Ultimately the reasons don’t matter. All anyone notices is a big empty desk and money drained from your budget on a failed hire, like that dusty unused computer sitting on Grandpa’s desk.

And when hiring does actually work out, it’s not even labeled a success. In most organizations, hiring is treated like a distraction from the actual work that’s going on.

No wonder managers avoid it, or at least try to spread the risk around a bit. Where’s the upside?

How Managers Duck Risk

In the face of seemingly insurmountable risk, hiring managers try to lower their discomfort by mitigating their own personal risk. But these tactics don’t reduce the organization’s hiring risk; they only spread it around, sometimes just making things worse.

That’s because most risk management strategies are only painkillers, not cures. Here are the most common strategies managers use to reduce their hiring discomfort:

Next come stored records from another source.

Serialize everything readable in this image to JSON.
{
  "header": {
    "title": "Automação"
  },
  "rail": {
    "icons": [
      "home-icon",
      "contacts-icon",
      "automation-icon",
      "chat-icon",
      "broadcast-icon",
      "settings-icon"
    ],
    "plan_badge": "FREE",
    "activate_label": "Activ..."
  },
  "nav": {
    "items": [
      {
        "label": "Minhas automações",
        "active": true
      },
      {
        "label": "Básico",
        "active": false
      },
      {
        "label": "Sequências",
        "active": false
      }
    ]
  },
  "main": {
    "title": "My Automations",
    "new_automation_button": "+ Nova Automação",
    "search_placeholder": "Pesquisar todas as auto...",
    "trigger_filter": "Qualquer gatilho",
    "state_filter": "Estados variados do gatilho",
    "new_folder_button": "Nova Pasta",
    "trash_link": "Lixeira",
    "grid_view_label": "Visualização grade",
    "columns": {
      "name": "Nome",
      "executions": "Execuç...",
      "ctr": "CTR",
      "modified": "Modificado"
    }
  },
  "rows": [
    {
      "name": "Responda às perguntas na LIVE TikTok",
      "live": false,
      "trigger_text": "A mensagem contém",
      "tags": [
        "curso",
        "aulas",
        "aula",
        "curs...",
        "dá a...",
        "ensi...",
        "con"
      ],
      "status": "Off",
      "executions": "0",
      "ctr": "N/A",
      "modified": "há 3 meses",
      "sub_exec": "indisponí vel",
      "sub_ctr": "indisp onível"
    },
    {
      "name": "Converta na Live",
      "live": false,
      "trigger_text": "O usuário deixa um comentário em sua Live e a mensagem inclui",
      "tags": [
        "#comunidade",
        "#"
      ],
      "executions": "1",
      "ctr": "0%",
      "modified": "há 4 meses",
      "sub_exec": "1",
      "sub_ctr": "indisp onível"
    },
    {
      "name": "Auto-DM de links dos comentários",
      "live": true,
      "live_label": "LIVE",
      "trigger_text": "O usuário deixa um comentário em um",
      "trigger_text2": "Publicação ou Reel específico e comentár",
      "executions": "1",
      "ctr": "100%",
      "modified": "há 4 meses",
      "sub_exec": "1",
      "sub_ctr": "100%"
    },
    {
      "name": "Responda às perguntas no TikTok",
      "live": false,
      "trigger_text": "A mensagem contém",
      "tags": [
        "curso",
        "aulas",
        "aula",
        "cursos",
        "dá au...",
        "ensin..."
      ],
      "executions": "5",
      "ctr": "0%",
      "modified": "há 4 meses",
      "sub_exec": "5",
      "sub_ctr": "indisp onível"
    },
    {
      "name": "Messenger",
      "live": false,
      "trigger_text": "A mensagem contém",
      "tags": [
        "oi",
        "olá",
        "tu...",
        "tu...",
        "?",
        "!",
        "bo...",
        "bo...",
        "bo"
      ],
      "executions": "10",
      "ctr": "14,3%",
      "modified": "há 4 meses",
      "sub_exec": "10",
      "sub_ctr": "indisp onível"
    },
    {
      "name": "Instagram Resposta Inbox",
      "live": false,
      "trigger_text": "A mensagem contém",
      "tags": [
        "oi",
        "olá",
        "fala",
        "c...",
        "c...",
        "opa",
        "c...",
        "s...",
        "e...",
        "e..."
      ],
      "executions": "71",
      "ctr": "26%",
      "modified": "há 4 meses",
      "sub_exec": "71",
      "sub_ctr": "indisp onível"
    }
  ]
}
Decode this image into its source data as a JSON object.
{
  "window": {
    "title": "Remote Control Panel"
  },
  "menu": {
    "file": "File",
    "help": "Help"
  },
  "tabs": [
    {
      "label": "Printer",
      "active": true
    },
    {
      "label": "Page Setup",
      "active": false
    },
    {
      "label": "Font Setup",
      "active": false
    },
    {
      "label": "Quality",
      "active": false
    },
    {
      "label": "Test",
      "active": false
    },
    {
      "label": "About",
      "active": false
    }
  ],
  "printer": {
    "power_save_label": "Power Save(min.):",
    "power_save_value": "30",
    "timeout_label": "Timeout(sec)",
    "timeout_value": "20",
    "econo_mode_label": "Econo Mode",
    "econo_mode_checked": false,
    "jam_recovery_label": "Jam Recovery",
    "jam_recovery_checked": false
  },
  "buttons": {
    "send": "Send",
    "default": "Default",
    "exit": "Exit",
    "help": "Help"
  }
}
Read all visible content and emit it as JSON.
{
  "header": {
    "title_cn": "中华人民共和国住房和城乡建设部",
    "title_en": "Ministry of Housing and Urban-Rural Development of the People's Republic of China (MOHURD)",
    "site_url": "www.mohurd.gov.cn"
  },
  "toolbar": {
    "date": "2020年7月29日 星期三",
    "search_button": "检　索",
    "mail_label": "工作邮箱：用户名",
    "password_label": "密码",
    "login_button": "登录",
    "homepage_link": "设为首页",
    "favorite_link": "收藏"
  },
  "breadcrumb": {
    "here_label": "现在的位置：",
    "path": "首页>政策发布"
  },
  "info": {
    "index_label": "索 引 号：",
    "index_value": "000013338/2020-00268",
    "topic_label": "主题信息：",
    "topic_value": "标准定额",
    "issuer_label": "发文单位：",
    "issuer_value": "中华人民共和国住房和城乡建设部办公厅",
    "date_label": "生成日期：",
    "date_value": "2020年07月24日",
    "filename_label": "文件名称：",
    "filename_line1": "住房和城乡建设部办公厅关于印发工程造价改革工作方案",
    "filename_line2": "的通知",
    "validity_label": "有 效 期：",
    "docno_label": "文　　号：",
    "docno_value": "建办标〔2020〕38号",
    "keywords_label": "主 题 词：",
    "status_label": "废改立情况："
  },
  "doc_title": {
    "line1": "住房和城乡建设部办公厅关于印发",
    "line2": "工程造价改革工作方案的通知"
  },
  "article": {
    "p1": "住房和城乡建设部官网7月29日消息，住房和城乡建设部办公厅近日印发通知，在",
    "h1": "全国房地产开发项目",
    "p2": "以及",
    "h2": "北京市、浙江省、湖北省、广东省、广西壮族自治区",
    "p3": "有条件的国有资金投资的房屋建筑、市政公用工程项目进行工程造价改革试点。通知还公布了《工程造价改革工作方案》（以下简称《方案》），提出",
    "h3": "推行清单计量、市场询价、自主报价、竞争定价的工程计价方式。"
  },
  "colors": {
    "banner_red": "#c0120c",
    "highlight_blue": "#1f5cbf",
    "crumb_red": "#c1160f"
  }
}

  • Rather than creating a job description based upon their strategic business needs, most managers borrow a template and hope it covers everything. (Instead, here are some thoughts on how to write a good job description.)
  • Rather than making the decision on their own, some managers involve a large number of colleagues. If everyone agrees on a hiring decision, then no single person takes the blame for a failure, right? The problem is that this tactic actually increases the chance of failure. Having too many people involved results in a slow-moving hiring process. Interview scheduling takes longer, agreement is harder to reach, and good candidates drop out. (Here is how to decide who to include in the hiring process.)
  • Using pre-employment personality testing. Managers love to use these tests as a means of mitigating the risk of evaluating people. The test also provides a useful scapegoat – if someone doesn’t work out, it’s much easier to blame the test.
  • Not deciding. Dragging out the process hoping for the “perfect candidate” to arrive.

None of these tactics actually mitigate risk. Quite the opposite. In the eyes of the candidate, all they do is reflect badly on your company. They obscure your actual decision-making and remove responsibility. They are risk-ducking, not risk-reducing.

What Actually Reduces Hiring Risk

There are three keys to hiring with certainty: choice, competition, and market research.

  • Choice: You are far more likely to make a great hiring decision when you have a choice of final candidates at the end of the search process. If you only have one qualified finalist, you can only make the decision to hire or not hire. But when you have two or more great finalists, then you have a choice. Instead of asking, “Would I rather hire or not hire this person?” you can ask, “Which one of these great people would fit in best here?”
  • Competition: A great hiring decision requires rigorous competition between well qualified candidates. So whenever possible, we recommend six well-qualified candidates for a rigorous interview process – because when you start with fewer people, you rarely end up with more than one truly qualified finalist. Without realizing it, managers tend to adjust their hiring standards up or down depending on the size of the candidate pool. When not enough candidates are interviewed, managers tend to subtly lower their expectations so they do not rule out everyone.
  • Market Research: Instead of organizing the recruiting effort as a stubborn hunt for unicorns – the mythical perfect candidate – think of your recruiting as market research. When you organize job market knowledge into a useful framework by which hiring managers can make a decision, hiring unpredictability falls away and the path forward becomes clear. But when you launch your recruiting process with a mental image of your perfect candidate, and ignore everyone who doesn’t fit your mental picture, you will often be disappointed. This all-too-common recruiting approach is the root cause of many hiring failures. Yet despite repeated frustrations, most people have never considered any other approach.

Choice, competition, and market research bring rigor and clarity to your hiring process. As Sun Yat-sen once said, “To understand is hard. Once one understands, action is easy.”

This post originally appeared in The HR Examiner.